"Young women today, however, value women above them. High ranking women are watched and silently cheered on by younger women who defi nitely look up to them as role models and attempt to emulate their approaches and career paths."
So how can women progress faster? Kim thinks women should take more risks and think about the whole business rather than being only task oriented and hoping that their work speaks for itself. "We often make the mistake of failing to make our expectations for our career or our next job clear to those who can make a difference in our careers.
"It\\$quot;s critical that the decision-makers know what you want to do and what your expectations are. Too many women silently hope they get their dream job instead
of asking for it. In asking, we learn how to prepare for that job; what the expectations are, and we make it clear what we would like to do next. Everyone wins!," she says.
At the same time Dietlind feels the problem in employing women lies within the management of gas companies. "Yes, women do get interviewed but they are interviewed and inspected much more critically than male candidates. And the management always has a problem making decision in favour of a woman."
Kim Denney, President, Air Liquide America///

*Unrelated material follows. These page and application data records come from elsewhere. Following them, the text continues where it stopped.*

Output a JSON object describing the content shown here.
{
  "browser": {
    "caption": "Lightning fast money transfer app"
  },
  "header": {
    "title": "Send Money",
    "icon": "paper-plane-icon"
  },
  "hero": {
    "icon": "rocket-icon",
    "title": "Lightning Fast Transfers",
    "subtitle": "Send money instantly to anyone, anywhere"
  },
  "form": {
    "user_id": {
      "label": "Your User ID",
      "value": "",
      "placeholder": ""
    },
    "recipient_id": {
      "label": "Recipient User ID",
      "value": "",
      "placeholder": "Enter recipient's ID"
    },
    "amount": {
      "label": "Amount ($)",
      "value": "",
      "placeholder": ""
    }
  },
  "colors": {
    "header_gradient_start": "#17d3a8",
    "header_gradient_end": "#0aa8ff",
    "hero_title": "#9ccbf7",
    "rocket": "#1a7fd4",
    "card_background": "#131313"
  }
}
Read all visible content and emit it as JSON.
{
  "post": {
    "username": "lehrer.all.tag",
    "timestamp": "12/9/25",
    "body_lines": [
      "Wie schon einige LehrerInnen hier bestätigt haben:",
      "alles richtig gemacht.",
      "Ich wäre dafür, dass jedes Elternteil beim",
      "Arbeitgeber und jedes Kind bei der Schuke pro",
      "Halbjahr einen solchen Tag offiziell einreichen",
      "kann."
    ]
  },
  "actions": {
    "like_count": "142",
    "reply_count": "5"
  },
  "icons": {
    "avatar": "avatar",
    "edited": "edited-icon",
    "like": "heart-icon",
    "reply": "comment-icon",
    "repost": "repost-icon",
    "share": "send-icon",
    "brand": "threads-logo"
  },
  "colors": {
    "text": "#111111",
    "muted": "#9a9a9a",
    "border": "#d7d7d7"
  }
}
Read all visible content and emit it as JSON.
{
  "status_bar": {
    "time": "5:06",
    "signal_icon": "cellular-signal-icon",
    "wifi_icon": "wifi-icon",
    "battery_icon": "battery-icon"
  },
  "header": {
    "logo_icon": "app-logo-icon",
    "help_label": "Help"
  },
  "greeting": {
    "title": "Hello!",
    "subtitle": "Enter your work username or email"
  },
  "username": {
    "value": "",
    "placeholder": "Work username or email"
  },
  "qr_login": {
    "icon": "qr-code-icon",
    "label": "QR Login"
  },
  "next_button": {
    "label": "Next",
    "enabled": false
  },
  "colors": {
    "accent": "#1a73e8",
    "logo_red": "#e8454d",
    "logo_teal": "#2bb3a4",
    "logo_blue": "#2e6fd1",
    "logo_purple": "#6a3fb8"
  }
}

Gillner also feels the technical side of the business deters many women. Although ladies are given good training programs and they do progress within their paths, the progression is not straightforward. "Many women decide to have a baby after couple of years and when they come back they find they have to start from the beginning. I think this a pity and not an easy problem to solve.
"Women also have to work 120 per cent at all times but if they make a mistake it is inspected and treated totally differently than if it was made by a man. I think many women are aware of this and therefore recognise that it can take up to five years to become accepted."
Still she feels Air Liquide is an exceptional company that has training programmes in all areas to make careers possible. "To me this is very good and positive. Career opportunities in this company are getting better but when I look to other companies I am not convinced that they really do more than they have to.Experience from multiple fields
Gillner\\$quot;s career within the two gas companies has been fascinating. Although she has always stayed loyal to the same company, she has experienced many roles and progressed well.
"I started from Messer\\$quot;s R&D and speciality gases area but soon moved into the production side of the business, which I found impressive. After this I had a
discussion with my manager, which lead me to move on again, this time to customer services."
Today Gillner is responsible for production, logistics and cylinder management in Germany.
Kim also has an extensive 13-year long list of experience from solid operations, project experience and energy procurement to sales.Today she is driving Air
Liquide America\\$quot;s distributor and cylinder business.
But what about the newcomers? What would be the ladies\\$quot; advice to them? In Kim\\$quot;s eyes it\\$quot;s all about willingness to take those risks.
Gillner on the other hand stresses the importance of communication. "If you have a problem speak to people because if you don\\$quot;t the problem will become bigger and bigger, and in the end the discussion may not be very pleasant.
"Be strong and be open, and that will become your strength," she advices.
Women in industry - glass ceiling, does it exist? - June 2006
Women in industry - July 2006